Manchester Airports Group (MAG), the biggest UK-owned airports operator, is interested in buying Gatwick Airport, the BBC has learned.
MAG's chief executive told BBC News it would consider buying the airport if current owner BAA was forced to sell.
The Competition Commission is concerned that BAA's ownership of London's three biggest airports may not be in the public interest.
It may decide in August to break up Spanish-owned BAA.
"We'd be interested in any assets that come up, on the premise that we feel we could improve the performance of the group on the back of it, at a price that was sensible," MAG chief executive Geoff Muirhead told Radio 4's Today programme.
BAA currently runs Gatwick, Heathrow and Stansted airports near London.
Last month the Competition Commission said BAA "dominates the airports markets in the South East of England and in lowland Scotland".
WHAT MAG OWNS
Manchester, East Midlands, Bournemouth and Humberside
Gatwick is seen as the most likely candidate for sale, and industry experts have put the price-tag in the region of £2bn.

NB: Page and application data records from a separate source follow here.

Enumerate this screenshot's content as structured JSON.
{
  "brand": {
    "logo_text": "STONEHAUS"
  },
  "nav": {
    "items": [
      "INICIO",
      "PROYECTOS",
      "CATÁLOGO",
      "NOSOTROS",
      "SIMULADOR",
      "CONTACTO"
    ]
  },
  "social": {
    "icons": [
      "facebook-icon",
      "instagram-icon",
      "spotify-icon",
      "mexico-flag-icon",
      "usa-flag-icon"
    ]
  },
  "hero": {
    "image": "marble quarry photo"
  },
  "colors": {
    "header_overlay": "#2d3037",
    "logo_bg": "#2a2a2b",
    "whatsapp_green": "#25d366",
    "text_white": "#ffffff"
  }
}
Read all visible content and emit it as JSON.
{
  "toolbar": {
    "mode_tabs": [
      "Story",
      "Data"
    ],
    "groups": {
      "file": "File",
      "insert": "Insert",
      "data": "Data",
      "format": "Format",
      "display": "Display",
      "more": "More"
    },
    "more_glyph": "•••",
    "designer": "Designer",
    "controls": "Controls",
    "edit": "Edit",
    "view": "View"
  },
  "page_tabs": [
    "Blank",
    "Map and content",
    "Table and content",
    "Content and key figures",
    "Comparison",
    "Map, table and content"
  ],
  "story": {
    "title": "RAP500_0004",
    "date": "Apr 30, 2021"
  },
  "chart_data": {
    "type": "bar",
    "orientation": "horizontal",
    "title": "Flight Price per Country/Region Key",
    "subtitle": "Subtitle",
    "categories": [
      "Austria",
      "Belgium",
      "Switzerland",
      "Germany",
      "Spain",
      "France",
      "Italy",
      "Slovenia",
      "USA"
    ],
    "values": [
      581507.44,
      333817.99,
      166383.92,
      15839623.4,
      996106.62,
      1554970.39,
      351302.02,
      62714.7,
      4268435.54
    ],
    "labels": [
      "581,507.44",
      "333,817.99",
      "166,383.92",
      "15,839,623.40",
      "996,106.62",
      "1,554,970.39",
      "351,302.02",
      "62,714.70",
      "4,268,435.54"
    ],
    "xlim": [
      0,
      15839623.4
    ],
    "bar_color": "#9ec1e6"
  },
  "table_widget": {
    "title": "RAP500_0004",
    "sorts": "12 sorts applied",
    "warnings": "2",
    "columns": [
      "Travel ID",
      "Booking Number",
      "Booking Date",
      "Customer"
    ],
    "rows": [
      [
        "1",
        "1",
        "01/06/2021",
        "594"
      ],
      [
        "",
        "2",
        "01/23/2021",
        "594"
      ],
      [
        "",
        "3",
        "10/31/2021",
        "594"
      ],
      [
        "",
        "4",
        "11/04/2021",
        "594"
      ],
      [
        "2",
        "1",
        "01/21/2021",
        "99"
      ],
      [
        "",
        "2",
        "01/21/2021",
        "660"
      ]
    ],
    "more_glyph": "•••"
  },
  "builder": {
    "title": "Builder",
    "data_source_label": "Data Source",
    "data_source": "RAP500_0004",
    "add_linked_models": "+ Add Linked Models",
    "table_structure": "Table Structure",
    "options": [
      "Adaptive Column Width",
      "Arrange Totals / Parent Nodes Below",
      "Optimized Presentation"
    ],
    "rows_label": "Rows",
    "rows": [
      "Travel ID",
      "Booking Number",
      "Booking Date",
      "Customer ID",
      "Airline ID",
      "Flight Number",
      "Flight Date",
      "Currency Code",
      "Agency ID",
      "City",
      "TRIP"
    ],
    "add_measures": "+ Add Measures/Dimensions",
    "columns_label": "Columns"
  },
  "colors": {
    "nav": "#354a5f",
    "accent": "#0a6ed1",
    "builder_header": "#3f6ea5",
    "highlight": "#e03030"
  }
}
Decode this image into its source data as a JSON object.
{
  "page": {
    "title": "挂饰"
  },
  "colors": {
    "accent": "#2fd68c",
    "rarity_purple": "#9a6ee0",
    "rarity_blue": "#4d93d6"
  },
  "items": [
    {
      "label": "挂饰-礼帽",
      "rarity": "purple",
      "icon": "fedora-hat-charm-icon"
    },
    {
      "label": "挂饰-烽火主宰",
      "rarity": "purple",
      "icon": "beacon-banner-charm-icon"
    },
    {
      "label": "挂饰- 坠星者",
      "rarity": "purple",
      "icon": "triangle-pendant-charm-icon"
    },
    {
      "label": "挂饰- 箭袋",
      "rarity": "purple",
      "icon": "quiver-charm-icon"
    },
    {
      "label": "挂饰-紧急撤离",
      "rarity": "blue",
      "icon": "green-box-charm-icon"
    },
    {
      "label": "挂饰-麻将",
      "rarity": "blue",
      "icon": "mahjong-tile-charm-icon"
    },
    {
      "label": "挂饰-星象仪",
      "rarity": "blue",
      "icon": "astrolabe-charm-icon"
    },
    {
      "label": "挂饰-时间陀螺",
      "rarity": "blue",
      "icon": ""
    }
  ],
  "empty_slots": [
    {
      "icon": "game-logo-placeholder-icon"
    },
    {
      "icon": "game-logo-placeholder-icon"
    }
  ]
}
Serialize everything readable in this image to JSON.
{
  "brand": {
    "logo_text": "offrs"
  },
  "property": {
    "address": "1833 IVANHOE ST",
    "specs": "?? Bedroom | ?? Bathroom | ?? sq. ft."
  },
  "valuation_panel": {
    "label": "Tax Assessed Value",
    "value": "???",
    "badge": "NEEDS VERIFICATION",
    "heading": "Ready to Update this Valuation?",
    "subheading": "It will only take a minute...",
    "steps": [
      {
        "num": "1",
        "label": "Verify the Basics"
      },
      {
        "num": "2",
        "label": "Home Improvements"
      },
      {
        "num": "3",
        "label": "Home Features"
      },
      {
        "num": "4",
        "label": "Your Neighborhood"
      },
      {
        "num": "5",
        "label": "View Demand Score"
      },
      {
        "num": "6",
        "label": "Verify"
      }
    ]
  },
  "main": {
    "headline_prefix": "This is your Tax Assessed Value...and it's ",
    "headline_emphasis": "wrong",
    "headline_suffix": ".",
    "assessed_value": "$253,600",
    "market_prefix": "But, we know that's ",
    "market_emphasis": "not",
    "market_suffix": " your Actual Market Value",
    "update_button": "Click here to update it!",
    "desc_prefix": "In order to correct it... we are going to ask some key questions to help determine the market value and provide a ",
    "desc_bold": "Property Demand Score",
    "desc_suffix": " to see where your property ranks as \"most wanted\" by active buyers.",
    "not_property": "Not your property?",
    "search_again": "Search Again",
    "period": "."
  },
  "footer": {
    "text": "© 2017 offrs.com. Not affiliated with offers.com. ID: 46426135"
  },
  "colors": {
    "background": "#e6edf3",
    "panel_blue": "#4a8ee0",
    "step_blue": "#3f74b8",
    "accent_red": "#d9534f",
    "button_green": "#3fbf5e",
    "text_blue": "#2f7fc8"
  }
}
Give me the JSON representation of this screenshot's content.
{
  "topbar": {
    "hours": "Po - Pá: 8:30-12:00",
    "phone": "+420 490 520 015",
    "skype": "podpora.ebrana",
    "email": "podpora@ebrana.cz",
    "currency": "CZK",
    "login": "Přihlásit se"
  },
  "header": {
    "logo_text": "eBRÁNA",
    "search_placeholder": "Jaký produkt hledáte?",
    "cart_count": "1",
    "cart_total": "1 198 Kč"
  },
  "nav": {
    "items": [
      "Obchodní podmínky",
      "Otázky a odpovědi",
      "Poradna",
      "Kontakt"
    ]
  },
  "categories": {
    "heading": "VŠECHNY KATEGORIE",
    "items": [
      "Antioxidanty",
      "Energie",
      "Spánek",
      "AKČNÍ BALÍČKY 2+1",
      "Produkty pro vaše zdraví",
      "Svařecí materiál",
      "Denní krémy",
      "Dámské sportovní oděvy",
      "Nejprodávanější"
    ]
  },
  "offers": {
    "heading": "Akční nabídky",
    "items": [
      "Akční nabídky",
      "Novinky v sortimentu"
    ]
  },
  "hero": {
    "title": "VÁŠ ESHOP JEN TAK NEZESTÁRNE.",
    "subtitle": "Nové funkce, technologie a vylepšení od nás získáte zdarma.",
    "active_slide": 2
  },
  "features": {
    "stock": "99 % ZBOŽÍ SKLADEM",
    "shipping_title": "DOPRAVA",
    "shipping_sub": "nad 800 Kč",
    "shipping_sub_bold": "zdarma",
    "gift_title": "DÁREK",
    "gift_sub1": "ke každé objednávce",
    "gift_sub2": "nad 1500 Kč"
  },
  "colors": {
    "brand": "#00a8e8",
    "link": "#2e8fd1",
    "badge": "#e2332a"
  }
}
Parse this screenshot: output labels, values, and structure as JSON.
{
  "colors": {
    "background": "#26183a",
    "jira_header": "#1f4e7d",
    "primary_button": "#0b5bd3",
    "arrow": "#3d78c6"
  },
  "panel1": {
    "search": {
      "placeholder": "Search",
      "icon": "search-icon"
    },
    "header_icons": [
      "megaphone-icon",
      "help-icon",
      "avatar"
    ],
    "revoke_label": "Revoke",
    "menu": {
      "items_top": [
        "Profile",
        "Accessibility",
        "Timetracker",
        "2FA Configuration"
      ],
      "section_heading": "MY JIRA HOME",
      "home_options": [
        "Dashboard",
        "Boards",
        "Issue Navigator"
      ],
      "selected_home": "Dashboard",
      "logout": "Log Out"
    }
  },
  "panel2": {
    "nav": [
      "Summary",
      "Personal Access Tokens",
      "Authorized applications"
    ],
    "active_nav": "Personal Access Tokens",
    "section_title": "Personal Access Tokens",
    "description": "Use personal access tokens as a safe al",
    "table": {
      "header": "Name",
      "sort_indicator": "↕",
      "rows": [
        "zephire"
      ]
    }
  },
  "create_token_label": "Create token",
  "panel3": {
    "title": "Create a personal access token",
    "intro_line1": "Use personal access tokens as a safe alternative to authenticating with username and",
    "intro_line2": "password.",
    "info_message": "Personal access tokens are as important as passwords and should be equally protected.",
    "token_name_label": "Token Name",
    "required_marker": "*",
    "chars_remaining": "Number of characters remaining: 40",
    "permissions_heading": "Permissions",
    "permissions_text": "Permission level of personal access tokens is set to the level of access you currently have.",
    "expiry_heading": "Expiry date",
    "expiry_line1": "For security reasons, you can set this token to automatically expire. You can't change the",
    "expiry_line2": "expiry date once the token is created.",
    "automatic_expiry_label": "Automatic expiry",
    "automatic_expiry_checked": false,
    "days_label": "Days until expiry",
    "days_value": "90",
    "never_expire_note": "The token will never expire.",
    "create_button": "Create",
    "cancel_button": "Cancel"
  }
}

Mr Muirhead acknowledged the challenge of funding such a purchase in the current economic climate, but said: "I think the price might reflect the difficulties in the financial markets at the moment, in terms of leveraging these types of acquisitions."
MAG currently owns Manchester, East Midlands, Bournemouth and Humberside airports, and is the largest operator in the country after BAA.
The group, privately owned by ten borough councils, handled 28 million passengers last year, with the vast majority travelling through Manchester.
However, the outlook for regional airports was called into question following MAG's decision in mid-April to sell a majority stake in Humberside.
Mr Muirhead said the decision was based on restricted growth opportunities, but that the airport remained profitable.
He also criticised British Airways' decision to cancel daily flights between Manchester and New York from October:
"Yes it was a blow, BA unfortunately don't seem able or willing to serve the rest of the UK, they only seem to be interested in the South East."
Problems at Heathrow's newly-opened Terminal 5 have been beneficial to the group.
Although passenger numbers from Manchester to Heathrow fell by 19% last month, those to other European hubs more than offset the decline.
And retail sales in its terminals have increased by 10% since T5's opening, as a result of higher volumes of international-bound passengers preferring to spend pounds rather than euros.
Another boost to the airport will be thousands of Manchester United fans travelling to the European Champions League final on 21 May.
Asked about fears over security, Mr Muirhead said handling the huge volumes of fans "will be relatively easy".